Despite a heavy dump of rain over the long weekend – and more coming this week – meteorologists say the Auckland region still faces a long recovery from its six-month drought.

And those hoping for an end to the region's worst dry spell in a quarter-century won't be happy to hear this month will bring yet more long stretches of rainless weather.

With no clear climate driver predicted over New Zealand throughout winter, forecasters say it's difficult to say what relief the region might get in the medium term.

But, at the end of the season, there's potential for a reverse version of the same system that fuelled Australia's bushfires, and kicked off drought conditions here, to form up and bring some much-needed moisture for spring.


In its latest seasonal outlook, Niwa reported a 71 per cent chance that ENSO-neutral conditions – meaning there was no El Nino or La Nina in the mix to play with our weather – would persist for the next three months.

"When you're looking at multiple months ahead of time, you really want to understand who is at the steering wheel of Mother Nature's car," Niwa forecaster Chris Brandolino said.

"If you can, then you have a pretty good idea about which direction we'll be gravitating toward.

"ENSO-neutral means things can be a bit muddy – and the predictability of things becomes more challenging."

As it stood, the same climate conditions that had contributed to dryness over much of New Zealand were expected to influence our weather for at least the first half of the winter season.

Across winter, air pressure was forecast to be higher than normal to the north of, and sometimes over New Zealand.

As a whole, air temperatures were most likely to be above average in the east of the South Island and about equally likely to be near average or above average in all other regions.

Rainfall levels, meanwhile, were most likely to be below normal in the east of both islands, near normal in the west and north of the South Island, and about equally likely to be near normal or below normal in the north and west of the North Island.


At the close of winter, however, came the possibility of an Indian Ocean Dipole (IOD) – a seesaw-like system that typically has three phases - neutral, positive and negative.

In a positive state, it created a temperature difference across the tropical Indian Ocean, with cooler than normal water in the east and warmer than normal water in the west.

Last year brought an IOD that reached one of the most intensely positive states in modern history which, when coupled with an unusual El Nino, set the stage for catastrophic fires across Australia.

Yet the IOD that could form up this year was expected to be negative, potentially bringing rain to typically dry areas of New Zealand.

"The intensity of this IOD is still up in the air – but it doesn't look like it will be as intense, or the polar opposite, of what we saw last year," Brandolino said.

But there was still the chance a negative IOD would embed tropical moisture into weather systems reaching New Zealand – and the country was getting a taste of that with the current downpours.

"So, we can expect that what we're getting [currently] will become more common as we head into spring."

As for drought relief in the short-term, Brandolino didn't have much good news to offer.

"People are going to be saying, 'look at all of this rain'. Well, I can tell you, after this, and a bit rain throughout the week, it's going to go dry again for much of June."

And there was a long way to go to make up a rainfall deficit that was running at 250mm at the start of last week – or top up Auckland dam levels that were still sitting at only 43 per cent of capacity today.

"Getting some rain now is good, obviously.
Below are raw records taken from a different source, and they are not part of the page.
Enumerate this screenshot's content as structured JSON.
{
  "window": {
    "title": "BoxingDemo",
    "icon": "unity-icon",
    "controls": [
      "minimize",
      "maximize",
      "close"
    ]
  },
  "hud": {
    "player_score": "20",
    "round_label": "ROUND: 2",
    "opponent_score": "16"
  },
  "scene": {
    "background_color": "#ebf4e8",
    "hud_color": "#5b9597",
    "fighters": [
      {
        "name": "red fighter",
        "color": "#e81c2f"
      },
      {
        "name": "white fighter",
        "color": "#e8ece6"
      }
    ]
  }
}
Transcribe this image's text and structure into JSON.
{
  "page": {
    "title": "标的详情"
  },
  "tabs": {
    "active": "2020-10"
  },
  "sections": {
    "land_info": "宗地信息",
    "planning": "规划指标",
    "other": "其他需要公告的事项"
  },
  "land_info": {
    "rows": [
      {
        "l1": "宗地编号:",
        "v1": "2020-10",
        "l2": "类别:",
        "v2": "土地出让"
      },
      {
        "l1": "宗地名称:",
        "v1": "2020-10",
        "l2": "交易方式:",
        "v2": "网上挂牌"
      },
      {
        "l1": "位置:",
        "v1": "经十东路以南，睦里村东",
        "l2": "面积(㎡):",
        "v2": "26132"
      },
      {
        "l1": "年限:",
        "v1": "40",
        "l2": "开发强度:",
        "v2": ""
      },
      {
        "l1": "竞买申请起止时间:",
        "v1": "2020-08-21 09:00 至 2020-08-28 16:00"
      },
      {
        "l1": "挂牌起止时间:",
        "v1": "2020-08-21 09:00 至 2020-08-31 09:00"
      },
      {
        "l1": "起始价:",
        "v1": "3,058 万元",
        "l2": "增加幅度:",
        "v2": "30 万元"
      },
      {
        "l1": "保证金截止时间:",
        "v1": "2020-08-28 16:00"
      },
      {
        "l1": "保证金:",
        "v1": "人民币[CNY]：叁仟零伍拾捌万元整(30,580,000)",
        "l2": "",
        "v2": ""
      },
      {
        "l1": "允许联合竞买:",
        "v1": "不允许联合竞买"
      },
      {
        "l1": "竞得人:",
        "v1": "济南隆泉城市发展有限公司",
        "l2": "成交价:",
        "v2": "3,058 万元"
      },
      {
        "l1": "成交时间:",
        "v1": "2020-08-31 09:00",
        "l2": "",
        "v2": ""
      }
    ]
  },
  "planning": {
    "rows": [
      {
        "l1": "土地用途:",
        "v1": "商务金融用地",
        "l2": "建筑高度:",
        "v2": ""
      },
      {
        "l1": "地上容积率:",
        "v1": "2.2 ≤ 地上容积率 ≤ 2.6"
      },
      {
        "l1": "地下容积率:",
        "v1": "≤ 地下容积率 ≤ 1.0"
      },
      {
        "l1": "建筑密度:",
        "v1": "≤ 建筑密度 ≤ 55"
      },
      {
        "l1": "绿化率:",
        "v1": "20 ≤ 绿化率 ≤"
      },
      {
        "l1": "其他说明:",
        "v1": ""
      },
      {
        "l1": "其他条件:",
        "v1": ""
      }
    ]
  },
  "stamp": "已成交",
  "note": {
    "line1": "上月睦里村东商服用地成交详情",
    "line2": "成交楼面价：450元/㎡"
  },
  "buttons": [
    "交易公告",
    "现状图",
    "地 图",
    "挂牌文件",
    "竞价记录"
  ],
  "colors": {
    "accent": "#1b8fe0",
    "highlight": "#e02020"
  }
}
If you're $100,000 in the hole, and you win $20,000 on a scratchie, that's great, but you still need 80,000 bucks."

Auckland's 'bad luck summer'

The run of dry weather that's plunged the upper north into the worst drought seen in the region since 1994 comes down to bad luck, scientists say – but that doesn't mean a warming climate hasn't played a part as well.

The drought has been driven by several factors including persistent, blocking high pressure systems in the northern Tasman Sea and north of the North Island, suppressing rain-bearing weather systems to the south.

There was also a lack of moist, northerly air flows and a persistently positive Southern Annular Mode early in the year which was associated with more tranquil weather in the New Zealand region.

Kiwi climate scientist Dr Luke Harrington said the drought would almost certainly go down as one more severe than simply a one-in-25-year event.

"To have the initial rainfall deficits across the summer requires a certain amount of bad luck, but having a 'bad luck' summer has been made more likely because of climate change," said Harrington, a research fellow in climate extremes at Oxford University's Environmental Change Institute.

Source / Niwa
Source / Niwa

Research he'd carried out with Victoria University's Professor Dave Frame had found that, although there'd been no major changes in average summer rainfall over the last 150 years, the chances of seeing unusual summers had grown higher.

"That means a greater chance of experiencing both wetter-than-normal summers and drier-than-normal summers," he said.

"So once there has been a 'bad luck' dry summer, the next opportunity for some decent rain normally comes from ex-Tropical Cyclones, as summer changes into autumn."

At the same time, there was also evidence suggest that autumn rain wouldn't be there to save the day.

"In fact, some studies suggests the chances of drier-than-average autumns are also becoming more common."

Harrington added that, while the coming months will hopefully bring the needed rain, there remained the risk of drought behaviour emerging in Auckland, as being seen elsewhere in the world.